Last October, I posted about the agreement between higher education associations (including EDUCAUSE), the National Federation of the Blind (NFB), and the Association of American Publishers (AAP) to develop a compromise version of the Technology, Equality, and Accessibility in College and Higher Education (TEACH) Act. Since that time, the goal of our effort has been to design a bill that will lead to voluntary guidelines for accessible postsecondary instructional materials and related technologies while avoiding the concerns generated by the original bill (which I discuss in my earlier post). The groups agreed to tackle the problem in two stages – first, we would develop a consensus outline for the bill to make sure we had shared agreement on what it would address and how it would work, and then we would write the bill itself and seek to have it introduced in Congress.
The NFB/AAP/higher education team working on this issue thought that we had a distribution draft to share with other associations for review and comment in late January. An initial review meeting at that time with major stakeholders highlighted some unanticipated problems, though, so we’ve been working since February to resolve those. While we do not have a shared draft outline yet, only a couple of points remain until we hit that milestone.

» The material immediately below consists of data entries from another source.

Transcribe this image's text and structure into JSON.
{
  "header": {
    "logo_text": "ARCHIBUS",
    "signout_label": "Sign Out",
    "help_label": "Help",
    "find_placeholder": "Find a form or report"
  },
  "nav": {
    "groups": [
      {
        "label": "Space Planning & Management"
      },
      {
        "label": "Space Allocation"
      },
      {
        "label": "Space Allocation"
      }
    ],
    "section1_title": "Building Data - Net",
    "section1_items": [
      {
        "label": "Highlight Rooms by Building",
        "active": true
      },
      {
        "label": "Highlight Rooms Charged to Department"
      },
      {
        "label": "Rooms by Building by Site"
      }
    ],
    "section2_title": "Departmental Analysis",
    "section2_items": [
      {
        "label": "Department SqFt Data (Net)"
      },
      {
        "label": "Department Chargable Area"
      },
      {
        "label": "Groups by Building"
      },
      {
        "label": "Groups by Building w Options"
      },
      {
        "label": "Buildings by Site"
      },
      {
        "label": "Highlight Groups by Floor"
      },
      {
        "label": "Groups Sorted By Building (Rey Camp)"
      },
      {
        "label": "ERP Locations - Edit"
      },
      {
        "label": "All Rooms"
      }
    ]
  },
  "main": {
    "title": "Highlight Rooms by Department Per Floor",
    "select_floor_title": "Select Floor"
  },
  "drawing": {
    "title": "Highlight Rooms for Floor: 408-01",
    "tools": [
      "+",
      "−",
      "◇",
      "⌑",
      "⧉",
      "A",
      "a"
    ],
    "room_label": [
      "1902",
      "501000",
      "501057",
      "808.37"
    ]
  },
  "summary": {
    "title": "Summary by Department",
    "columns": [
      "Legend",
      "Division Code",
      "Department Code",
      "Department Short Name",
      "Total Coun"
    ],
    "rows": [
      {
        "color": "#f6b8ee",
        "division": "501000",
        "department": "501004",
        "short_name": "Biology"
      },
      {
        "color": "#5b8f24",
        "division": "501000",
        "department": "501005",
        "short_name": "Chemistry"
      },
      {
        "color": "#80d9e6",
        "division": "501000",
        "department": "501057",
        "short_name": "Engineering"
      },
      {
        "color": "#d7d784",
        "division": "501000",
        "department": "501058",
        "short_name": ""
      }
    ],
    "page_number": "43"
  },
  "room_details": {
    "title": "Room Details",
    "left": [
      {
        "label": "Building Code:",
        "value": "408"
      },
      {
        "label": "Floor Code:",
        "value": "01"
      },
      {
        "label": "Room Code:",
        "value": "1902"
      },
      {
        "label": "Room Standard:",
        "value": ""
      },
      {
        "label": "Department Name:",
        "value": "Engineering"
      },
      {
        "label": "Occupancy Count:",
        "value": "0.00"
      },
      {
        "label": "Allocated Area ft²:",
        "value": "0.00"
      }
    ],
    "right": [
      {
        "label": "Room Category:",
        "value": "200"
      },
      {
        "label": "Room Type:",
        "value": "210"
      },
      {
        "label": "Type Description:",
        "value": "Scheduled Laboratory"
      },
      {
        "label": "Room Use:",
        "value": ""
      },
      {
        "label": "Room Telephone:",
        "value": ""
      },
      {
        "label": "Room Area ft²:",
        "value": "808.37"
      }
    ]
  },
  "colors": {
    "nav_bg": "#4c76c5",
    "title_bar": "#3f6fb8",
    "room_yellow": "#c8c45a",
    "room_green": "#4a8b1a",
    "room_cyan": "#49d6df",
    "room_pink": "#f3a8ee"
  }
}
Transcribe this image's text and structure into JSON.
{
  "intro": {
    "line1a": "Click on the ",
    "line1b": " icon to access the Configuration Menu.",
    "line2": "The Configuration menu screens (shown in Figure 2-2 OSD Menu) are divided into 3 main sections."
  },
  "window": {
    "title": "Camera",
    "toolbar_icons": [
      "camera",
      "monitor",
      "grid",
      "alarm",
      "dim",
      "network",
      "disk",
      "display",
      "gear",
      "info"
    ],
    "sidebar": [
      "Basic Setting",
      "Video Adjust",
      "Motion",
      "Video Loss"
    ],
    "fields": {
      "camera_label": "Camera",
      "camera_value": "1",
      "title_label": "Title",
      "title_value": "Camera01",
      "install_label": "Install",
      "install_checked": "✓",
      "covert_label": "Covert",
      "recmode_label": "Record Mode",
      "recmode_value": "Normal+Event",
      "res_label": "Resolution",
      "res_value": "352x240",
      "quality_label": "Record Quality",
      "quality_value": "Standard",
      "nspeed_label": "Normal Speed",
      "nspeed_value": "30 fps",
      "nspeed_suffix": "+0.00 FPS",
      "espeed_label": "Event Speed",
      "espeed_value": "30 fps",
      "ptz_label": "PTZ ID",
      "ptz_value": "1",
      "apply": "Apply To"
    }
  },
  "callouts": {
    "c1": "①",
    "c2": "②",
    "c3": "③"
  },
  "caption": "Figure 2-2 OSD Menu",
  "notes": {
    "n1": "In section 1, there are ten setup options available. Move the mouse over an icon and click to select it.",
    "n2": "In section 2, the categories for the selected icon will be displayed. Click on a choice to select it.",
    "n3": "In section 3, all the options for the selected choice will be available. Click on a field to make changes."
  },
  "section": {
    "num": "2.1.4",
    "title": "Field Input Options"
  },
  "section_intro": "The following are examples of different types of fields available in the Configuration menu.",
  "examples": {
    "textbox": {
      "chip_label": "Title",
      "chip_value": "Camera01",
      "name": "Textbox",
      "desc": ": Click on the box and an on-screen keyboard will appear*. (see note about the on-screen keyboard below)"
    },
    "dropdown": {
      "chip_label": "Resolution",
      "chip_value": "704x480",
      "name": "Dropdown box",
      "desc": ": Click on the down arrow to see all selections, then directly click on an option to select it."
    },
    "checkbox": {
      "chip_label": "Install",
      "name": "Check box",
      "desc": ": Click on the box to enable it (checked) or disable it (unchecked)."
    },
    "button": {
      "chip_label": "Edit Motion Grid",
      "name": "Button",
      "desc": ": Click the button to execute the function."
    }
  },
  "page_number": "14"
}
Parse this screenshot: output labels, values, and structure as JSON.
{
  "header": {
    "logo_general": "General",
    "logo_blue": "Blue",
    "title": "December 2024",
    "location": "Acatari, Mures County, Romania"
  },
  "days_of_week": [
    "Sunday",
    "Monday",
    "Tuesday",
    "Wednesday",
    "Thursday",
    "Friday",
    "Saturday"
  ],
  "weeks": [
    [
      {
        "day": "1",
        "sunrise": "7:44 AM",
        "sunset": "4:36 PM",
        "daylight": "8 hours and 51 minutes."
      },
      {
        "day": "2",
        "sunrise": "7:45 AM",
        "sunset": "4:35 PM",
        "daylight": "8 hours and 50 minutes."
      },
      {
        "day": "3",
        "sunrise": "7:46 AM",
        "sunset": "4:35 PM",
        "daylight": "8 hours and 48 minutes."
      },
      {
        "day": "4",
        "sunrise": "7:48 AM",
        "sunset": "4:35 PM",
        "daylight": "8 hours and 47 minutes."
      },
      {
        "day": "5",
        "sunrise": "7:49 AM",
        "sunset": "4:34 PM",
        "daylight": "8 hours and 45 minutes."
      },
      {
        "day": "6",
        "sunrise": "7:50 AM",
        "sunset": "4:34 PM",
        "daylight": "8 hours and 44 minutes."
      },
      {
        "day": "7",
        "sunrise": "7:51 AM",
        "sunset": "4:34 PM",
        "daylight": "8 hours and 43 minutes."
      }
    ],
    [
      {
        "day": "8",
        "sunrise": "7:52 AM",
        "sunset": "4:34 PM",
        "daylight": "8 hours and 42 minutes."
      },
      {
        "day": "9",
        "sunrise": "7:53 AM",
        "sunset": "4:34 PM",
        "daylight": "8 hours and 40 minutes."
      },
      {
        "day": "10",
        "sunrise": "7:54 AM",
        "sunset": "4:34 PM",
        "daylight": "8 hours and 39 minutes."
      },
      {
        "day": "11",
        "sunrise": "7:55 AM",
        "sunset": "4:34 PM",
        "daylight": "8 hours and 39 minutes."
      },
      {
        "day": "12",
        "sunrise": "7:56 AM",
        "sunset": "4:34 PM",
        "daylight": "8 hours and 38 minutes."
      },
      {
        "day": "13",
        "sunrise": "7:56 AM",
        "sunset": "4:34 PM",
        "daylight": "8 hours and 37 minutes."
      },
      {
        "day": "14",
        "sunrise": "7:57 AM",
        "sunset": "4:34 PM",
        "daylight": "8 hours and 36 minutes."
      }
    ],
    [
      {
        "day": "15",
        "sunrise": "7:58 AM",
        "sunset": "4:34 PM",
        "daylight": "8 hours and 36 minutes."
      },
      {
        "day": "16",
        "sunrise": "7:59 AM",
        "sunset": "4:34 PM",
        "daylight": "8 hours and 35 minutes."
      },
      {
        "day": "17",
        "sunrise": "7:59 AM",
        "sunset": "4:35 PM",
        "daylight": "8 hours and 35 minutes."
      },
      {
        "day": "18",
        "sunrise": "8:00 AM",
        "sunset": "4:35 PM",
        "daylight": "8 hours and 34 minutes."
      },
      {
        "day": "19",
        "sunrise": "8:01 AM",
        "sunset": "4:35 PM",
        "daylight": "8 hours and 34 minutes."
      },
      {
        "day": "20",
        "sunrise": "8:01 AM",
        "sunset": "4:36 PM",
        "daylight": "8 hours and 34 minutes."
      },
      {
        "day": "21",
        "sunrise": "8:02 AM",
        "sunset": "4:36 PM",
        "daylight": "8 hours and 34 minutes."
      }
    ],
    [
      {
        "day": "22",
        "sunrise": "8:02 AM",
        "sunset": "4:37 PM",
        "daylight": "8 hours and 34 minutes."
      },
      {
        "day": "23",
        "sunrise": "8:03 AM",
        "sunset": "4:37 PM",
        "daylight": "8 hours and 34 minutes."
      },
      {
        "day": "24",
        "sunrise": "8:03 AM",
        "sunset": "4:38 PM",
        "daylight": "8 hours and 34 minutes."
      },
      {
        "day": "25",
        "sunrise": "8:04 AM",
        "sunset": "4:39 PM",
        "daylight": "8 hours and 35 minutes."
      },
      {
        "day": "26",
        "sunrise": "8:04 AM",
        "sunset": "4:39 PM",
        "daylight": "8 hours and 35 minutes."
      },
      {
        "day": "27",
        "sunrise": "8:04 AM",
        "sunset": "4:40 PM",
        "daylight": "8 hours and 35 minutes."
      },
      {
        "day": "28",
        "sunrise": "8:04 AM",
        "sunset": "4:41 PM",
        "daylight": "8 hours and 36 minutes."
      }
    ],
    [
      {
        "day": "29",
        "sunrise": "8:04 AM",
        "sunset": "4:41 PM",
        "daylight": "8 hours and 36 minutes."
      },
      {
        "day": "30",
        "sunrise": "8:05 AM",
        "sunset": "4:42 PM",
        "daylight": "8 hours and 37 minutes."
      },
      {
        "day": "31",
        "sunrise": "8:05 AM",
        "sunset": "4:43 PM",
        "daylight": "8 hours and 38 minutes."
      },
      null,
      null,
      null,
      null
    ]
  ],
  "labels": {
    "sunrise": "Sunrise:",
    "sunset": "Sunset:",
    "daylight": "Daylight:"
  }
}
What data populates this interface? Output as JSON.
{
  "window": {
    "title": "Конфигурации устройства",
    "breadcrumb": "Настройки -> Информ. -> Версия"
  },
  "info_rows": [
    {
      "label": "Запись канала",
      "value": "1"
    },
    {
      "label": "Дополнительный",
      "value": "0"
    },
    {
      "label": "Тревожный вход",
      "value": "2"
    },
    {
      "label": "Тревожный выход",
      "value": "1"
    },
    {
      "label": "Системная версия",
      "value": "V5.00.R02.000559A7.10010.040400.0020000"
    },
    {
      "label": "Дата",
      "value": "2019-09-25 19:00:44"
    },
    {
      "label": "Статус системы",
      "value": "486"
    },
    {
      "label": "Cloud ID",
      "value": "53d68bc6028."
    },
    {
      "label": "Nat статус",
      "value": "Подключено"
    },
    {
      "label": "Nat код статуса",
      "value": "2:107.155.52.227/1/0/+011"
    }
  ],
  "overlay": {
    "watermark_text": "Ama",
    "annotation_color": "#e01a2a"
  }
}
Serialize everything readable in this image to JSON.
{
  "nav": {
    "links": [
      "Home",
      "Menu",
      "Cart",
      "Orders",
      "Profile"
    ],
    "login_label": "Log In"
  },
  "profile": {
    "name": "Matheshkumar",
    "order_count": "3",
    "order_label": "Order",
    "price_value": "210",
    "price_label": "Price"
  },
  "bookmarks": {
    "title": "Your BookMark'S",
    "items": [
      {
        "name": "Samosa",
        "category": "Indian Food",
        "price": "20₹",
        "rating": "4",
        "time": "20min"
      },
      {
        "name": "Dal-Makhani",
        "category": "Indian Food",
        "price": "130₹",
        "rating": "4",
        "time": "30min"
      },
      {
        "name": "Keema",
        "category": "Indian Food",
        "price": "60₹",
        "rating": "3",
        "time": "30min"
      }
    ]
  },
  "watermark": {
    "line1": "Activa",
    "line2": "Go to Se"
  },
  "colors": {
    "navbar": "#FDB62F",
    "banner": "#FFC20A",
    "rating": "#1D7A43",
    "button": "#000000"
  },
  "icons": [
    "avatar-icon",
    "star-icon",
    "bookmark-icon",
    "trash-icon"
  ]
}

Once we do, which we expect will happen in the next few weeks, EDUCAUSE will work with other higher education associations to identify and address any needed improvements and confirm general higher education support for the outlined approach. We will then work with NFB and AAP representatives to translate the consensus outline into a bill for Congress to consider, which will most likely occur in connection with the reauthorization of the Higher Education Act later this year.
I will post additional details as public versions of the working documents become available. Substantial progress has been made, though, on a process for developing voluntary accessible instructional materials guidelines on which NFB, AAP, and higher education groups can agree.